It was the second such warning in two days. On Tuesday, Vice President Mohamed Reza Rahimi threatened to close the strait, cutting off oil exports, if the West imposes sanctions on Iran's oil shipments.
"Closing the Strait of Hormuz is very easy for Iranian naval forces," Adm. Habibollah Sayyari told state-run Press TV. "Iran has comprehensive control over the strategic waterway," the navy chief said.
The threats belie Iranian concern that the West is about to impose new sanctions that could target Tehran's vital oil industry and exports.
Western nations are growing increasingly impatient with Iran over its nuclear program. The U.S. and its allies have accused Iran of using its civilian nuclear program as a cover to develop nuclear weapons.
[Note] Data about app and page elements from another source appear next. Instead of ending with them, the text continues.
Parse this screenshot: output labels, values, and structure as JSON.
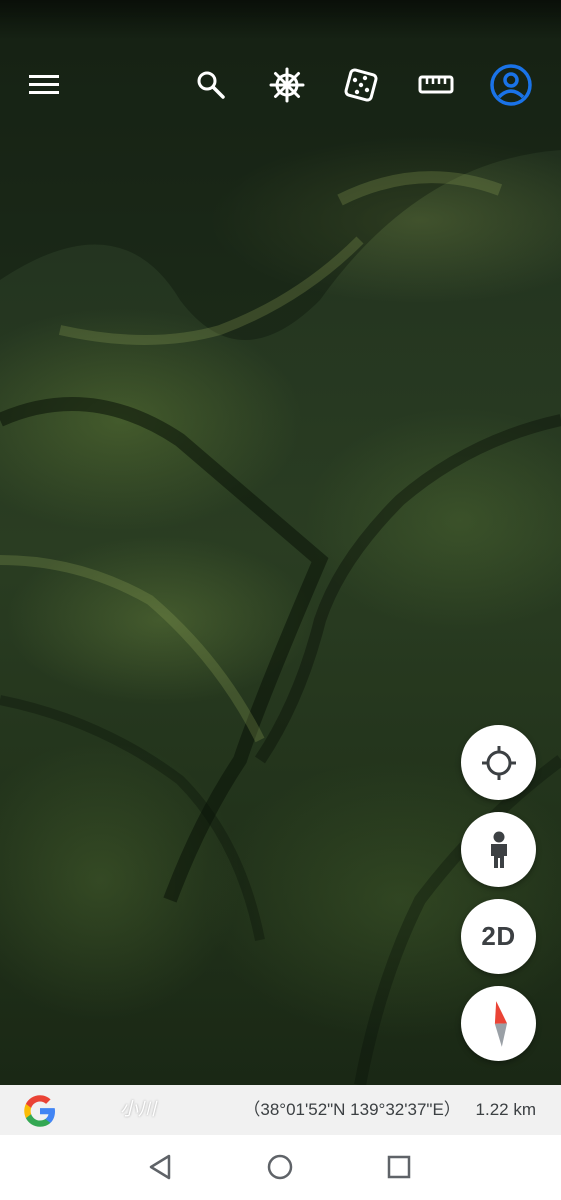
{
  "map": {
    "attribution_text": "小川",
    "coordinates": "（38°01'52\"N 139°32'37\"E）",
    "scale": "1.22 km"
  },
  "toolbar": {
    "items": [
      {
        "icon": "menu-icon"
      },
      {
        "icon": "search-icon"
      },
      {
        "icon": "voyager-wheel-icon"
      },
      {
        "icon": "dice-icon"
      },
      {
        "icon": "ruler-icon"
      },
      {
        "icon": "account-icon"
      }
    ],
    "accent_color": "#1a73e8"
  },
  "controls": {
    "location": "crosshair-icon",
    "street_view": "pegman-icon",
    "view_mode_label": "2D",
    "compass": "compass-icon"
  },
  "navbar": {
    "items": [
      "back-icon",
      "home-icon",
      "recents-icon"
    ]
  }
}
Iran has denied the charges, saying its program is geared toward generating electricity and producing medical radioisotopes to treat cancer patients.
With concern growing over a possible drop-off in Iranian oil supplies, a senior Saudi oil official said Gulf Arab nations are ready to step in if necessary and offset any potential loss of Iranian crude in the world markets.
Iran is the second largest OPEC oil producer, with an output of about 4 million barrels of oil a day. It relies on oil exports for about 80 percent of its public revenues.
Iran has adopted an aggressive military posture in recent months in response to increasing threats from the U.S. and Israel that they may take military action to stop Iran's nuclear program.
The navy is in the midst of a 10-day drill in international waters near the strategic oil route. The exercises began Saturday and involve submarines, missile drills, torpedoes and drones. The war games cover a 1,250-mile (2,000-kilometer) stretch of sea off the Strait of Hormuz, northern parts of the Indian Ocean and into the Gulf of Aden, near the entrance to the Red Sea as a show of strength and could bring Iranian ships into proximity with U.S. Navy vessels in the area.
Iran scored a victory earlier this month after it captured an American surveillance drone almost intact. Later, it went public with its possession of the RQ-170 Sentinel to trumpet the downing of the drone as a feat of Iran's military in a complicated technological and intelligence battle with the U.S.
American officials have said that U.S. intelligence assessments indicate that Iran neither shot the drone down, nor used electronic or technology to force it from the sky. They contend the drone malfunctioned.